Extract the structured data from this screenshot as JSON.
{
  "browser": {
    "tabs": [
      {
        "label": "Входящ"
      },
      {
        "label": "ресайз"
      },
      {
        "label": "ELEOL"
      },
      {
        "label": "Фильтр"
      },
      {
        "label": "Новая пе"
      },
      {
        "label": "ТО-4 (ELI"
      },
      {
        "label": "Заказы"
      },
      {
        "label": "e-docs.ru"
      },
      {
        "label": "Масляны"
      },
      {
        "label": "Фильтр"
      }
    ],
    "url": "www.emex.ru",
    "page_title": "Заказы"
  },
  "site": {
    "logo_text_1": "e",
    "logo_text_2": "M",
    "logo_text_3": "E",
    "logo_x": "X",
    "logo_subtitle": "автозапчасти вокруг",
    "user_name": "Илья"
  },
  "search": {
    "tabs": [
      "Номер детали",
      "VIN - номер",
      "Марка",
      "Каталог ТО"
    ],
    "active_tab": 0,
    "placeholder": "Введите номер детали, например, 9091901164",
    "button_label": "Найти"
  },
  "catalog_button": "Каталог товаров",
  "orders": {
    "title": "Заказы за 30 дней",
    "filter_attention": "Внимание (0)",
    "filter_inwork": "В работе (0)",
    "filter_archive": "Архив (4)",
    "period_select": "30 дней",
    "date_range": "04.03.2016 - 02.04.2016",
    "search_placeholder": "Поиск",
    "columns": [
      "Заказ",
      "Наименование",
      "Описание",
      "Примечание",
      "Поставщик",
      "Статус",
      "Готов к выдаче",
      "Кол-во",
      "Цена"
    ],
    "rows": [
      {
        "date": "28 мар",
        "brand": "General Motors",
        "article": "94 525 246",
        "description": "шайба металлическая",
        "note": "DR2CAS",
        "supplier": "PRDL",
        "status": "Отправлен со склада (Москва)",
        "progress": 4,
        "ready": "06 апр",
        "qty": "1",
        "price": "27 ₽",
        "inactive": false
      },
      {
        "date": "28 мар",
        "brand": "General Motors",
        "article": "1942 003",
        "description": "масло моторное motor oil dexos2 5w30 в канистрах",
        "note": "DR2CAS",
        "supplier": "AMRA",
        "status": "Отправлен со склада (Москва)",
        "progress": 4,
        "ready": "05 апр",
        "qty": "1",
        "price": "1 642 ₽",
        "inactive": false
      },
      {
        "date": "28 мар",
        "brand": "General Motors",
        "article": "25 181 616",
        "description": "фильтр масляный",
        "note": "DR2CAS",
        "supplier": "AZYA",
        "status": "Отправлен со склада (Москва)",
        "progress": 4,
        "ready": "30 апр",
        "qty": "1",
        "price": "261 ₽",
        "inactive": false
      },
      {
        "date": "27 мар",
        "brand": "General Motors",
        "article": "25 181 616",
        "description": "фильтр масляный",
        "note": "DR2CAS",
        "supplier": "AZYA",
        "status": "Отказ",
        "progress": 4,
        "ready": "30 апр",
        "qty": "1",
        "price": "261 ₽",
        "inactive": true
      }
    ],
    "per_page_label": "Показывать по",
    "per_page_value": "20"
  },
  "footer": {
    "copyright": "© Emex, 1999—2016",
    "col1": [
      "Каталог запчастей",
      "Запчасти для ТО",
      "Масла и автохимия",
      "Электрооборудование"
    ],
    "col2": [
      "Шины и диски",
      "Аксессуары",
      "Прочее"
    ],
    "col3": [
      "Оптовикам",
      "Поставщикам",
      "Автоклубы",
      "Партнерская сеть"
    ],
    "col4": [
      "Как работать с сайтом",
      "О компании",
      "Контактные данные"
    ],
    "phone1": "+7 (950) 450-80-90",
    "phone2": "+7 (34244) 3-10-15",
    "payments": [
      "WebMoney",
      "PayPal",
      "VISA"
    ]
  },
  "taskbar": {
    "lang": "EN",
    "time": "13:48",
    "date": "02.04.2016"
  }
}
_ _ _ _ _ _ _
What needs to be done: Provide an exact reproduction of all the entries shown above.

Result:
Extract the structured data from this screenshot as JSON.
{
  "browser": {
    "tabs": [
      {
        "label": "Входящ"
      },
      {
        "label": "ресайз"
      },
      {
        "label": "ELEOL"
      },
      {
        "label": "Фильтр"
      },
      {
        "label": "Новая пе"
      },
      {
        "label": "ТО-4 (ELI"
      },
      {
        "label": "Заказы"
      },
      {
        "label": "e-docs.ru"
      },
      {
        "label": "Масляны"
      },
      {
        "label": "Фильтр"
      }
    ],
    "url": "www.emex.ru",
    "page_title": "Заказы"
  },
  "site": {
    "logo_text_1": "e",
    "logo_text_2": "M",
    "logo_text_3": "E",
    "logo_x": "X",
    "logo_subtitle": "автозапчасти вокруг",
    "user_name": "Илья"
  },
  "search": {
    "tabs": [
      "Номер детали",
      "VIN - номер",
      "Марка",
      "Каталог ТО"
    ],
    "active_tab": 0,
    "placeholder": "Введите номер детали, например, 9091901164",
    "button_label": "Найти"
  },
  "catalog_button": "Каталог товаров",
  "orders": {
    "title": "Заказы за 30 дней",
    "filter_attention": "Внимание (0)",
    "filter_inwork": "В работе (0)",
    "filter_archive": "Архив (4)",
    "period_select": "30 дней",
    "date_range": "04.03.2016 - 02.04.2016",
    "search_placeholder": "Поиск",
    "columns": [
      "Заказ",
      "Наименование",
      "Описание",
      "Примечание",
      "Поставщик",
      "Статус",
      "Готов к выдаче",
      "Кол-во",
      "Цена"
    ],
    "rows": [
      {
        "date": "28 мар",
        "brand": "General Motors",
        "article": "94 525 246",
        "description": "шайба металлическая",
        "note": "DR2CAS",
        "supplier": "PRDL",
        "status": "Отправлен со склада (Москва)",
        "progress": 4,
        "ready": "06 апр",
        "qty": "1",
        "price": "27 ₽",
        "inactive": false
      },
      {
        "date": "28 мар",
        "brand": "General Motors",
        "article": "1942 003",
        "description": "масло моторное motor oil dexos2 5w30 в канистрах",
        "note": "DR2CAS",
        "supplier": "AMRA",
        "status": "Отправлен со склада (Москва)",
        "progress": 4,
        "ready": "05 апр",
        "qty": "1",
        "price": "1 642 ₽",
        "inactive": false
      },
      {
        "date": "28 мар",
        "brand": "General Motors",
        "article": "25 181 616",
        "description": "фильтр масляный",
        "note": "DR2CAS",
        "supplier": "AZYA",
        "status": "Отправлен со склада (Москва)",
        "progress": 4,
        "ready": "30 апр",
        "qty": "1",
        "price": "261 ₽",
        "inactive": false
      },
      {
        "date": "27 мар",
        "brand": "General Motors",
        "article": "25 181 616",
        "description": "фильтр масляный",
        "note": "DR2CAS",
        "supplier": "AZYA",
        "status": "Отказ",
        "progress": 4,
        "ready": "30 апр",
        "qty": "1",
        "price": "261 ₽",
        "inactive": true
      }
    ],
    "per_page_label": "Показывать по",
    "per_page_value": "20"
  },
  "footer": {
    "copyright": "© Emex, 1999—2016",
    "col1": [
      "Каталог запчастей",
      "Запчасти для ТО",
      "Масла и автохимия",
      "Электрооборудование"
    ],
    "col2": [
      "Шины и диски",
      "Аксессуары",
      "Прочее"
    ],
    "col3": [
      "Оптовикам",
      "Поставщикам",
      "Автоклубы",
      "Партнерская сеть"
    ],
    "col4": [
      "Как работать с сайтом",
      "О компании",
      "Контактные данные"
    ],
    "phone1": "+7 (950) 450-80-90",
    "phone2": "+7 (34244) 3-10-15",
    "payments": [
      "WebMoney",
      "PayPal",
      "VISA"
    ]
  },
  "taskbar": {
    "lang": "EN",
    "time": "13:48",
    "date": "02.04.2016"
  }
}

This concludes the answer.